PROBLEM - Go through the listing that follows and report the number of lines with the string "time" in them, nothing more.

====================

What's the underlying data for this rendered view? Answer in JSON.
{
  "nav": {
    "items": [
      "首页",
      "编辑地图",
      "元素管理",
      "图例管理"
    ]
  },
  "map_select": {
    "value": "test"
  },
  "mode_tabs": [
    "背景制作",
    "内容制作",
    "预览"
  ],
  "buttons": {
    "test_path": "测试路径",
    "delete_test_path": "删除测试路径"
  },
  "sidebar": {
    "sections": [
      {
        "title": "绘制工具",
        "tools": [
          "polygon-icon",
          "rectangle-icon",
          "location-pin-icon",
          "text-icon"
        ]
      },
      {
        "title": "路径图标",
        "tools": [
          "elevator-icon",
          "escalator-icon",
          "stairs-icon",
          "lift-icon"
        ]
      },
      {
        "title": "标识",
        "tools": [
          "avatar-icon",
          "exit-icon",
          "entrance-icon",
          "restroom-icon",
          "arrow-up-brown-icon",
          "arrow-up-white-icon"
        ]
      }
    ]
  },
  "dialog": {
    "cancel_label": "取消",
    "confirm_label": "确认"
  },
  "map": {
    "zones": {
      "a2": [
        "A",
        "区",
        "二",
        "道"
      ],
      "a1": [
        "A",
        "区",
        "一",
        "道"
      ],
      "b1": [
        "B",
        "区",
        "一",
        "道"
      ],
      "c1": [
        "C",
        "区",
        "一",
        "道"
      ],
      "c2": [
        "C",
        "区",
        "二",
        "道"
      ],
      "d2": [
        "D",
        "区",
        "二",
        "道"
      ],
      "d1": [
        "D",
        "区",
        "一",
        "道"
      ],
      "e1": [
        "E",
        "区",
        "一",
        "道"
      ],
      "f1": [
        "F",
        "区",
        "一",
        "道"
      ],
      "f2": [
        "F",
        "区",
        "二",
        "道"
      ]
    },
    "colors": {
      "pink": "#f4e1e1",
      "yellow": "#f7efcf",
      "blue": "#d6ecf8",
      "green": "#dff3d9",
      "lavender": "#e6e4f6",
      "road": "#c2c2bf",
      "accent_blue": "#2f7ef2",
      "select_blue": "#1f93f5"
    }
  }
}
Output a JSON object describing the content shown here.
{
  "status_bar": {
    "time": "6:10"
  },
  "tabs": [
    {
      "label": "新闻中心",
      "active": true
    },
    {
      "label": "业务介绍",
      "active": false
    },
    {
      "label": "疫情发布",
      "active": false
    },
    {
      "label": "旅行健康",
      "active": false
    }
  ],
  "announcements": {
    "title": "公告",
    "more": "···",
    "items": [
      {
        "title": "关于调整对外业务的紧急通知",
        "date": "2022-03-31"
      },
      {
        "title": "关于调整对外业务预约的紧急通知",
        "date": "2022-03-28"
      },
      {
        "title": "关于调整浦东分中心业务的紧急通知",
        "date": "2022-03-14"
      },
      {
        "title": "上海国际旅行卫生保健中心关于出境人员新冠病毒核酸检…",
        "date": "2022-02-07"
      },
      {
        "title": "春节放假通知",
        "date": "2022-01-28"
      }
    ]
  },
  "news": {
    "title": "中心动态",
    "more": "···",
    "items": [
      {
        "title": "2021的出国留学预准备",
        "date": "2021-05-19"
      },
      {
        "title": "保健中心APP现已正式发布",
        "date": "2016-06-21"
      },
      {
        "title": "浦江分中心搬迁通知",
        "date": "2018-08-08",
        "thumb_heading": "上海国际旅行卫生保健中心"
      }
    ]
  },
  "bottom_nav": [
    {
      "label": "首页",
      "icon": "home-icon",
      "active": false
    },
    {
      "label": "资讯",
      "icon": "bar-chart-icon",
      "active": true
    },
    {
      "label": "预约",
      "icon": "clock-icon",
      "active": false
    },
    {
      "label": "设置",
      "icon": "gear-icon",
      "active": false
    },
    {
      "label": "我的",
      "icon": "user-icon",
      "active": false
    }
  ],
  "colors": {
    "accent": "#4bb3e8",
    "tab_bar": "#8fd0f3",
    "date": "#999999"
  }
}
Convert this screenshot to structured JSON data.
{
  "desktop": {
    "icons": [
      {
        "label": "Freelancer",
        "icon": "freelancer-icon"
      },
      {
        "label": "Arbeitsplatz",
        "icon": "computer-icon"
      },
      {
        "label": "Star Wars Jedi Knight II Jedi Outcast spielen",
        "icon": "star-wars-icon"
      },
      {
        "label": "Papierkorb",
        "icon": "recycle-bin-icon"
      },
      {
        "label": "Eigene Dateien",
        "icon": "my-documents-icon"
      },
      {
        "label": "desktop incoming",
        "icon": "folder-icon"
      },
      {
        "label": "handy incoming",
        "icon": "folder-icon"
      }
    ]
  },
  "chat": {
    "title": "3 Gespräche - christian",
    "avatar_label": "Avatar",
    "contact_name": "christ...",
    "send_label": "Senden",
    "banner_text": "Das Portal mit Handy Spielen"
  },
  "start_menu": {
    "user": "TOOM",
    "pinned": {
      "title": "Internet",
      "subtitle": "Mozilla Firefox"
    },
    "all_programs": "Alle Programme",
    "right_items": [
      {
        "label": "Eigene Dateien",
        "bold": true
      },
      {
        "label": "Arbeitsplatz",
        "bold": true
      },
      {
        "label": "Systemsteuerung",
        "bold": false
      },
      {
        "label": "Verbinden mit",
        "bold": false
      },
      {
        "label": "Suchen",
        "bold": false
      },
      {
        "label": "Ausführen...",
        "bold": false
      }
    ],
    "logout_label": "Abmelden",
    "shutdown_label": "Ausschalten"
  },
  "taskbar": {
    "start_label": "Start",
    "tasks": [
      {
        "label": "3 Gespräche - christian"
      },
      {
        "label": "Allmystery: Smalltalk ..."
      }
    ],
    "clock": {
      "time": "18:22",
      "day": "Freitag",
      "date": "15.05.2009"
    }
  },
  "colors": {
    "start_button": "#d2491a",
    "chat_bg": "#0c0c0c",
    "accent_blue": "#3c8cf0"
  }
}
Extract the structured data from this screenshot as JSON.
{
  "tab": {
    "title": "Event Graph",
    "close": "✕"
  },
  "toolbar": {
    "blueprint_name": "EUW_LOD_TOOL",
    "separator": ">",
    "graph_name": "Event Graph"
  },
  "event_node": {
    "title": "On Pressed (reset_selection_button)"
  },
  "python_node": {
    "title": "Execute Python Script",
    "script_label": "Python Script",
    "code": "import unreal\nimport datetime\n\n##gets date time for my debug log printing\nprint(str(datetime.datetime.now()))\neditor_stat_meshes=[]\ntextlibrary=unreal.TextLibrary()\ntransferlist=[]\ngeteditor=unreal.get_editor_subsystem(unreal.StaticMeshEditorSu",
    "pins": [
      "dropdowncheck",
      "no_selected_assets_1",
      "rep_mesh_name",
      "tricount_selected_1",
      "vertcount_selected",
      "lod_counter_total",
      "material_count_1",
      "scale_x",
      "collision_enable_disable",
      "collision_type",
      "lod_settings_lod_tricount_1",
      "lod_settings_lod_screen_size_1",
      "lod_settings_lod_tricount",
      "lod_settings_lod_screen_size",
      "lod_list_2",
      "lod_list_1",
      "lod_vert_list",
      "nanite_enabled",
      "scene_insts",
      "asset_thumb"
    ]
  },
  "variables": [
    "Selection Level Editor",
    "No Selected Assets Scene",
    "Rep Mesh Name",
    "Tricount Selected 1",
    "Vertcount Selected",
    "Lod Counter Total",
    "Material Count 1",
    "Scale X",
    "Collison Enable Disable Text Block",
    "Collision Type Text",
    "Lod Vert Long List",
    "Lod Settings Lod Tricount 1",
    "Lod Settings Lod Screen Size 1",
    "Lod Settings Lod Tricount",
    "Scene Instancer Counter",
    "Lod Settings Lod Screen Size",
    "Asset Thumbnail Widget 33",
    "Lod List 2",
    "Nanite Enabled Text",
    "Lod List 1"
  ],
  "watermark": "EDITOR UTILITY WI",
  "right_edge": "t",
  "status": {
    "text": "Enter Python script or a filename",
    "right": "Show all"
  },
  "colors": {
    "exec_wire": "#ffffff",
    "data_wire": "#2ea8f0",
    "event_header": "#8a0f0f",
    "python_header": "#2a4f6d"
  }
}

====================

YOUR RESPONSE - 3